Instructions for the task
Your task is to find every line of the data that holds the string "public" and copy it.

Data provided below:

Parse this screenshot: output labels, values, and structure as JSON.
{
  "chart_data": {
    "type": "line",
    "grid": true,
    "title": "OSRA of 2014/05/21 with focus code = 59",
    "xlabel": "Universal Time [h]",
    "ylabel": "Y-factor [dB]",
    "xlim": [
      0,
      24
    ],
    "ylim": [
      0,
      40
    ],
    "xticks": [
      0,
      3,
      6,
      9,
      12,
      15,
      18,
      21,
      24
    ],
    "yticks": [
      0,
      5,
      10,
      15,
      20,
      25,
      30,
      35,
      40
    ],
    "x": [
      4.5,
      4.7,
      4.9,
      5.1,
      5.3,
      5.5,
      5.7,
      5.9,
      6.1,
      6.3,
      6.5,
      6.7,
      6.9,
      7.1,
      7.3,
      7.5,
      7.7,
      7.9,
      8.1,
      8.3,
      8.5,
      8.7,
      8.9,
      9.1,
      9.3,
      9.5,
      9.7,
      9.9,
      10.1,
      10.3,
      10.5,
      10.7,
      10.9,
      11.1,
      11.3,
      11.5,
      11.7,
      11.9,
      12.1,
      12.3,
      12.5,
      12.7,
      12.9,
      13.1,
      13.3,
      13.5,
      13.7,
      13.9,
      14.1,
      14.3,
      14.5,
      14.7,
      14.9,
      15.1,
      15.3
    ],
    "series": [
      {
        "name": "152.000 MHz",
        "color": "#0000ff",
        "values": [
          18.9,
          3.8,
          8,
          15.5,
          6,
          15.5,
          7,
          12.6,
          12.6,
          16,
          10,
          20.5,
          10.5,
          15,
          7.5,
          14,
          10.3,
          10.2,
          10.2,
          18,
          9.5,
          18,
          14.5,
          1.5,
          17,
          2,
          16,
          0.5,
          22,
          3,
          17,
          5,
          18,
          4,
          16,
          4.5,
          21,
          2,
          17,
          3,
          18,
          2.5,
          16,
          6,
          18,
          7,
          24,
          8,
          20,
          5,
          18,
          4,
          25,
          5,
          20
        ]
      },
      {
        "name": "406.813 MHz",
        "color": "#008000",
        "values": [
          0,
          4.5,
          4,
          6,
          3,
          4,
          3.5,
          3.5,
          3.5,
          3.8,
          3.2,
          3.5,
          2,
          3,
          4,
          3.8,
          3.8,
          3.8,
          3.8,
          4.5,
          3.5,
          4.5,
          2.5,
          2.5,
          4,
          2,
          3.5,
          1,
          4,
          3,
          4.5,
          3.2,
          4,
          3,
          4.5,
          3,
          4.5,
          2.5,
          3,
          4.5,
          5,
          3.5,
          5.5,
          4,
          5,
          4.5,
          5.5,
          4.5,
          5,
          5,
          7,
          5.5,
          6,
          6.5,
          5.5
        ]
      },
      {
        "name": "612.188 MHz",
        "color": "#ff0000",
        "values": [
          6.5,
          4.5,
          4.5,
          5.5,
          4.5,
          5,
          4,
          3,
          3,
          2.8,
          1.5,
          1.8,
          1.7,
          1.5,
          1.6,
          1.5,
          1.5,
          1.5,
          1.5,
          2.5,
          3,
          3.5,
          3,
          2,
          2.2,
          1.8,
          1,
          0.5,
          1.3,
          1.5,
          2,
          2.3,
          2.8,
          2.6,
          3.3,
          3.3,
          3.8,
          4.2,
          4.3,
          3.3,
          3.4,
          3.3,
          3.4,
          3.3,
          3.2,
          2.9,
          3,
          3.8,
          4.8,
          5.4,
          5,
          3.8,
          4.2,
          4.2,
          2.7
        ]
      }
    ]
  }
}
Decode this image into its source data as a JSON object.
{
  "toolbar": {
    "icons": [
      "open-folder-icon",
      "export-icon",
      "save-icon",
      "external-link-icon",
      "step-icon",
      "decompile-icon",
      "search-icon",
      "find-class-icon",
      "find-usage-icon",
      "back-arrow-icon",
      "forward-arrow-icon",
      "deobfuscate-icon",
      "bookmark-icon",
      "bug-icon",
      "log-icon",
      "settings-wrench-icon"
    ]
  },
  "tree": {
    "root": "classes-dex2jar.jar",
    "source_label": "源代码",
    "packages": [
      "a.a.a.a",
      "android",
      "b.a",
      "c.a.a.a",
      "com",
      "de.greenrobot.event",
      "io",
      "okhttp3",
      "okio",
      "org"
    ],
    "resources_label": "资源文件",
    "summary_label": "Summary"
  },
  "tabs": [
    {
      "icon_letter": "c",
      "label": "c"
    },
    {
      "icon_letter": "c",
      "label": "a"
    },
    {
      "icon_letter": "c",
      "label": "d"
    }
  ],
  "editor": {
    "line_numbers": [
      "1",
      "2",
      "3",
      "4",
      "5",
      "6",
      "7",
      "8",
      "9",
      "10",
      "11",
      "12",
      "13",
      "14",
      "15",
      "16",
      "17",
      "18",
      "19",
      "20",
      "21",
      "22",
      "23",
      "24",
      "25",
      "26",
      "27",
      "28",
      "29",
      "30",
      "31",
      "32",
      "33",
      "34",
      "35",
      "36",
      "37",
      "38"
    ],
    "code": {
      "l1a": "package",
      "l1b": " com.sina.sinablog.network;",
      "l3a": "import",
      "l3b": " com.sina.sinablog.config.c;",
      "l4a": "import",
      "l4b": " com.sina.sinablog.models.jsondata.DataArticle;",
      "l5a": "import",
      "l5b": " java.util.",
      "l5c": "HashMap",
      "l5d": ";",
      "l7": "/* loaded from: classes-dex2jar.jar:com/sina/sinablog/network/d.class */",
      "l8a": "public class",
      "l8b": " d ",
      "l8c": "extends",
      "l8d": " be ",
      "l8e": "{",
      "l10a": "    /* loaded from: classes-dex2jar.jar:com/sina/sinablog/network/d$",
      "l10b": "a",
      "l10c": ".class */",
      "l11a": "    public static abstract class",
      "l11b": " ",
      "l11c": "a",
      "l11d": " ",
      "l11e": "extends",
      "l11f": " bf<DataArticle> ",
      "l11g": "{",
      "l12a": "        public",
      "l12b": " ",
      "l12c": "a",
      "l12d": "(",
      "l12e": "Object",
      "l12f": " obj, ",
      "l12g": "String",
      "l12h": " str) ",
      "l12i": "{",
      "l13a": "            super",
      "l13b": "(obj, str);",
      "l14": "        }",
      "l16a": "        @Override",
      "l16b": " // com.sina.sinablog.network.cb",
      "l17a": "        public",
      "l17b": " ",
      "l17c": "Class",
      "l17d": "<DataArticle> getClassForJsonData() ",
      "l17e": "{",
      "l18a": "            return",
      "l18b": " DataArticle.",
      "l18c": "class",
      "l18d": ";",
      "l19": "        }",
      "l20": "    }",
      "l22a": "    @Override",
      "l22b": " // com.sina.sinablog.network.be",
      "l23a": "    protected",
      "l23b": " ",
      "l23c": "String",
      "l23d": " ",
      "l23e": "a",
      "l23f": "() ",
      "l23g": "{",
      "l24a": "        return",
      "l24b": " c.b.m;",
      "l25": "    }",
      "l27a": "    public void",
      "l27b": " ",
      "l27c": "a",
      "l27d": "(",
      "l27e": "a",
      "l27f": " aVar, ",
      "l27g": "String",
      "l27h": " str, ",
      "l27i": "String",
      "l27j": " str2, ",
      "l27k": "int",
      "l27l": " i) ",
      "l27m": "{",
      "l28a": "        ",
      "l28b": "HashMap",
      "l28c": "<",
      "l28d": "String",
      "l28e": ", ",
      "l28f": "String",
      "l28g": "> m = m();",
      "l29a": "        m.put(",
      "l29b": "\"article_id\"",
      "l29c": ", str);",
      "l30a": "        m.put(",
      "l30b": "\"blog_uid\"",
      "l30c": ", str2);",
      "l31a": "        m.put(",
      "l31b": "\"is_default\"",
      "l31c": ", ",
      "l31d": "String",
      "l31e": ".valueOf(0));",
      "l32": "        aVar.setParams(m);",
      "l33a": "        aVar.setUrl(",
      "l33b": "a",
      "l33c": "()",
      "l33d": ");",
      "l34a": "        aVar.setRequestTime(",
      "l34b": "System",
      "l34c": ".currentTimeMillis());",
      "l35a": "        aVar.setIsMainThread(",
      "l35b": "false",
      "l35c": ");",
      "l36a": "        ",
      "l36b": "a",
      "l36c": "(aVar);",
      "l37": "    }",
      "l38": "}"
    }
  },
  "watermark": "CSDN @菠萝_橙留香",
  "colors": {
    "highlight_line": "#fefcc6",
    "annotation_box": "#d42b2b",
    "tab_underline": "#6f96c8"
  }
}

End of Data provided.

Exercise solution
      "l8a": "public class",
      "l11a": "    public static abstract class",
      "l12a": "        public",
      "l17a": "        public",
      "l27a": "    public void",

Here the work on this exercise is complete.